*MATERIAL FOR THIS EXERCISE*.
· · · · · · ·

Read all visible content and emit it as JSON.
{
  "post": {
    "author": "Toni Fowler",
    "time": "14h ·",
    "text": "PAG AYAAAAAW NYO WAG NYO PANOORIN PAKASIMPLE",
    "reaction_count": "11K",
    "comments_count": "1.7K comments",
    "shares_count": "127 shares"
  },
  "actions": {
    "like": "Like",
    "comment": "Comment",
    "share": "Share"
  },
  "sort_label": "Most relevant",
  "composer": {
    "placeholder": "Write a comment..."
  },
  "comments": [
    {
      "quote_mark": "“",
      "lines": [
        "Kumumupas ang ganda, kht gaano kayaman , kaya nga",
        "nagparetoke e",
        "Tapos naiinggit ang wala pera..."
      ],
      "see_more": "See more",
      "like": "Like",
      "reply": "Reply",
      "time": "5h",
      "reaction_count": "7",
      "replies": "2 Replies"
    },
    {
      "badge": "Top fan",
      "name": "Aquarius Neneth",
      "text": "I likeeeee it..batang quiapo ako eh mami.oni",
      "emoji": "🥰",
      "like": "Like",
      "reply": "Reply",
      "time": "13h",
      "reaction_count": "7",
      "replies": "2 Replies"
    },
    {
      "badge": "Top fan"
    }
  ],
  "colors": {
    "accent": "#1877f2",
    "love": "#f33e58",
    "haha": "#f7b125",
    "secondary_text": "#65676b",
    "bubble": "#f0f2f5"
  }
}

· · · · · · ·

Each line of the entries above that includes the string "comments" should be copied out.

*ANSWER SPACE*.
    "comments_count": "1.7K comments",
  "comments": [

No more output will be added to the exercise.